Here is one of my favorite books; one I have returned to time and again and one that continues to reveal insights each time.
The title of this book is Prophet of America: Emerson and the Problems of To-day. But, for our purposes, we could give the title: Metaphysician of America: Emerson and the Foundation of Metaphysical Christianity. Here is why I think that is so.
Emerson is my favorite author. And Newton Dillaway is my favorite interpreter of Emerson. Emerson has plenty of biographers and interpreters. Newton Dillaway stands out for the same reason that Unity School of Christianity continued to publish Dillaways books–Consent and The Gospel of Emerson and several articles in Unity magazine—because Dillaway saw world in a metaphysical way and he had the ability to convey to us in understandable words what it is that he saw.
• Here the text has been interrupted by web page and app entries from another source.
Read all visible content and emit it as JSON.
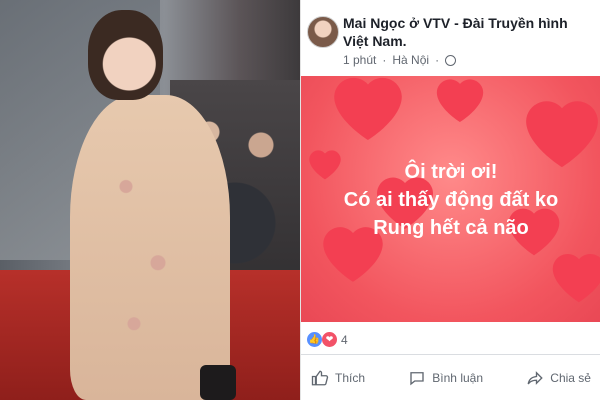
{
  "post": {
    "author": "Mai Ngọc ở VTV - Đài Truyền hình Việt Nam.",
    "time": "1 phút",
    "location": "Hà Nội",
    "status_lines": [
      "Ôi trời ơi!",
      "Có ai thấy động đất ko",
      "Rung hết cả não"
    ],
    "reaction_count": "4",
    "actions": {
      "like": "Thích",
      "comment": "Bình luận",
      "share": "Chia sẻ"
    },
    "colors": {
      "background": "#f2555e",
      "heart": "#f33f52",
      "link_blue": "#365899"
    }
  }
}
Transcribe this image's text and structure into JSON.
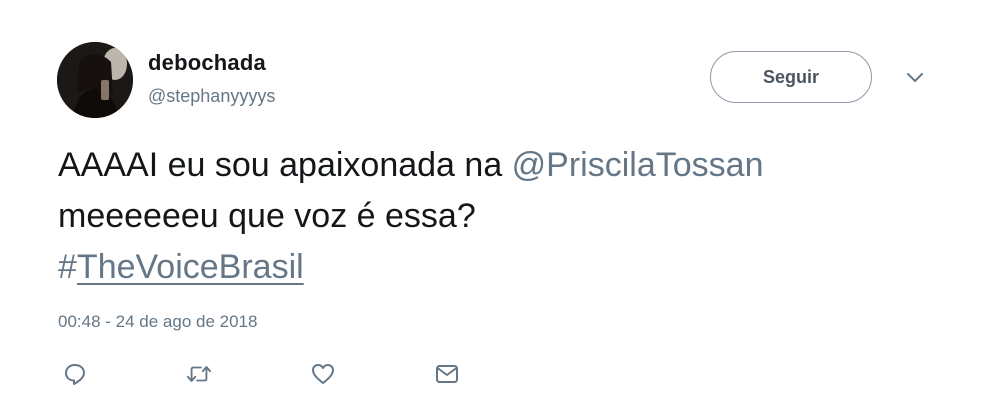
{
  "user": {
    "display_name": "debochada",
    "handle": "@stephanyyyys"
  },
  "follow_button": {
    "label": "Seguir"
  },
  "tweet": {
    "text_line1_prefix": "AAAAI eu sou apaixonada na ",
    "mention": "@PriscilaTossan",
    "text_line2": "meeeeeeu que voz é essa?",
    "hashtag_symbol": "#",
    "hashtag_word": "TheVoiceBrasil",
    "timestamp": "00:48 - 24 de ago de 2018"
  },
  "icons": {
    "more": "chevron-down-icon",
    "reply": "reply-icon",
    "retweet": "retweet-icon",
    "like": "heart-icon",
    "message": "envelope-icon"
  },
  "colors": {
    "text": "#14171a",
    "secondary": "#657786",
    "button_border": "#8d99a5"
  }
}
You can scroll down for a link to the PDF of this book. As I have time, I will include pages with the text along with my comments on why Dillaway is got it right.
Friday, August 28, 2020
Click Here to Download the Prophet of America: Emerson and the Problems of To-Day in PDF format.
From the inside cover:
Strictly speaking, this is not a biography in the accepted sense, but rather a discussion of Emerson’s teachings in the light of the problems of our time, an attempt to show why Emerson is up-to-date, to seek the real man in his work, and to introduce him to the “man in the street.”
Mr. Dillaway has not endeavored to write an external biography of Emerson; there are no “names and dates and places.” Emerson’s thoughts on Plato might easily be applied to his own life: “Great geniuses have the shortest biographies. They lived in their writings, and so their house and street life was trivial and com monplace. Plato especially has no external biography.” The extremists generally make the best subjects for biographies and Emerson studiously avoided extremes. Ele lived in moderation and lived in his writings.
Mr. Dillaway has taken certain aspects of Emerson’s philosophy that are known but little understood, and attempted to apply these principles to the grave problems that confront us to-day in virtually all spheres of endeavor and interest such as economics, politics, science, education and religion. In the author’s opinion, “The man from Concord is coming into his own by leaps and bounds in this Century.” This brilliant volume is the result of ten years’ intensive study of the great philosopher.
Copyright 1936 by Newton Dillaway
Copyright not renewed, expired 1964